“Mifune: The Last Samurai” will be screened on Saturday, Jan. 20, at 2 p.m. in the Tateuchi Democracy Forum of the Japanese American National Museum, 100 N. Central Ave. in Little Tokyo.
The documentary by Academy Award-winning filmmaker Steven Okazaki explores the accidental movie career of Toshiro Mifune, one of the true giants of world cinema.
Mifune made 16 remarkable films with director Akira Kurosawa during the golden age of Japanese cinema, including “Rashomon” (1950), “Seven Samurai” (1954), and “Yojimbo” (1961). Together they thrilled audiences and influenced filmmaking around the world, providing direct inspiration for the iconic 1960 western “The Magnificent Seven”; Sergio Leone and Clint Eastwood’s breakout 1964 movie “A Fistful of Dollars”; and even George Lucas’ 1977 blockbuster, “Star Wars.”
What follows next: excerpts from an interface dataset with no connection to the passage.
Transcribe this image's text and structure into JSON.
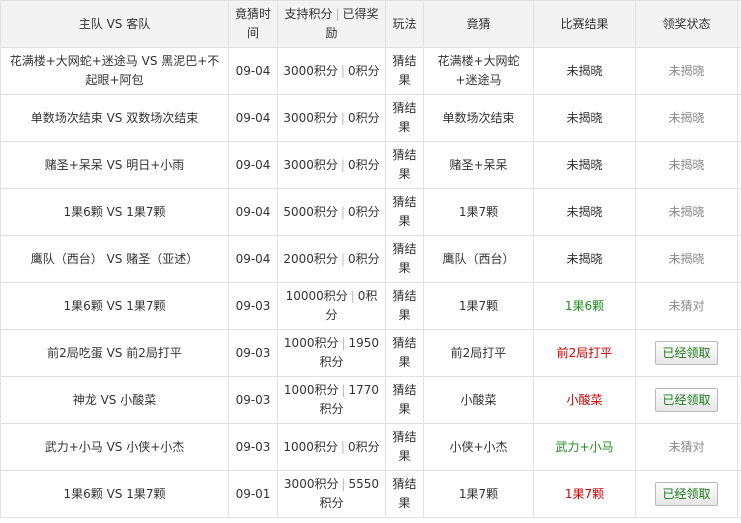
{
  "colors": {
    "result_green": "#1f8f1f",
    "result_red": "#cc0000",
    "status_grey": "#8a8a8a",
    "header_bg": "#f3f3f3",
    "border": "#e2e2e2"
  },
  "headers": {
    "match": "主队 VS 客队",
    "time": "竟猜时间",
    "points_support": "支持积分",
    "points_sep": "|",
    "points_reward": "已得奖励",
    "play": "玩法",
    "guess": "竟猜",
    "result": "比赛结果",
    "status": "领奖状态"
  },
  "rows": [
    {
      "match": "花满楼+大网蛇+迷途马 VS 黑泥巴+不起眼+阿包",
      "time": "09-04",
      "support": "3000积分",
      "reward": "0积分",
      "play": "猜结果",
      "guess": "花满楼+大网蛇+迷途马",
      "result": "未揭晓",
      "result_color": "#333333",
      "status": "未揭晓",
      "claim_button": false
    },
    {
      "match": "单数场次结束 VS 双数场次结束",
      "time": "09-04",
      "support": "3000积分",
      "reward": "0积分",
      "play": "猜结果",
      "guess": "单数场次结束",
      "result": "未揭晓",
      "result_color": "#333333",
      "status": "未揭晓",
      "claim_button": false
    },
    {
      "match": "赌圣+呆呆 VS 明日+小雨",
      "time": "09-04",
      "support": "3000积分",
      "reward": "0积分",
      "play": "猜结果",
      "guess": "赌圣+呆呆",
      "result": "未揭晓",
      "result_color": "#333333",
      "status": "未揭晓",
      "claim_button": false
    },
    {
      "match": "1果6颗 VS 1果7颗",
      "time": "09-04",
      "support": "5000积分",
      "reward": "0积分",
      "play": "猜结果",
      "guess": "1果7颗",
      "result": "未揭晓",
      "result_color": "#333333",
      "status": "未揭晓",
      "claim_button": false
    },
    {
      "match": "鹰队（西台） VS 赌圣（亚述）",
      "time": "09-04",
      "support": "2000积分",
      "reward": "0积分",
      "play": "猜结果",
      "guess": "鹰队（西台）",
      "result": "未揭晓",
      "result_color": "#333333",
      "status": "未揭晓",
      "claim_button": false
    },
    {
      "match": "1果6颗 VS 1果7颗",
      "time": "09-03",
      "support": "10000积分",
      "reward": "0积分",
      "play": "猜结果",
      "guess": "1果7颗",
      "result": "1果6颗",
      "result_color": "#1f8f1f",
      "status": "未猜对",
      "claim_button": false
    },
    {
      "match": "前2局吃蛋 VS 前2局打平",
      "time": "09-03",
      "support": "1000积分",
      "reward": "1950积分",
      "play": "猜结果",
      "guess": "前2局打平",
      "result": "前2局打平",
      "result_color": "#cc0000",
      "status": "已经领取",
      "claim_button": true
    },
    {
      "match": "神龙 VS 小酸菜",
      "time": "09-03",
      "support": "1000积分",
      "reward": "1770积分",
      "play": "猜结果",
      "guess": "小酸菜",
      "result": "小酸菜",
      "result_color": "#cc0000",
      "status": "已经领取",
      "claim_button": true
    },
    {
      "match": "武力+小马 VS 小侠+小杰",
      "time": "09-03",
      "support": "1000积分",
      "reward": "0积分",
      "play": "猜结果",
      "guess": "小侠+小杰",
      "result": "武力+小马",
      "result_color": "#1f8f1f",
      "status": "未猜对",
      "claim_button": false
    },
    {
      "match": "1果6颗 VS 1果7颗",
      "time": "09-01",
      "support": "3000积分",
      "reward": "5550积分",
      "play": "猜结果",
      "guess": "1果7颗",
      "result": "1果7颗",
      "result_color": "#cc0000",
      "status": "已经领取",
      "claim_button": true
    }
  ]
}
The filmmaker will be present for a Q&A following the screening. Okazaki won an Oscar for “Days of Waiting” and was nominated for “Unfinished Business,” “The Mushroom Club” and “The Consience of Nhem En.” He received an Emmy for “White Light/Black Rain: The Destruction of Hiroshima and Nagasaki.” For more information on his works, visit www.farfilm.com/.
Included with museum admission. RSVPs are strongly recommended. For more information, call (213) 625-0414 or visit www.janm.org.
Note that the 2018 Women’s March takes place in Downtown Los Angeles on the morning of Jan. 20. Street closures will be in place and traffic and parking may be affected.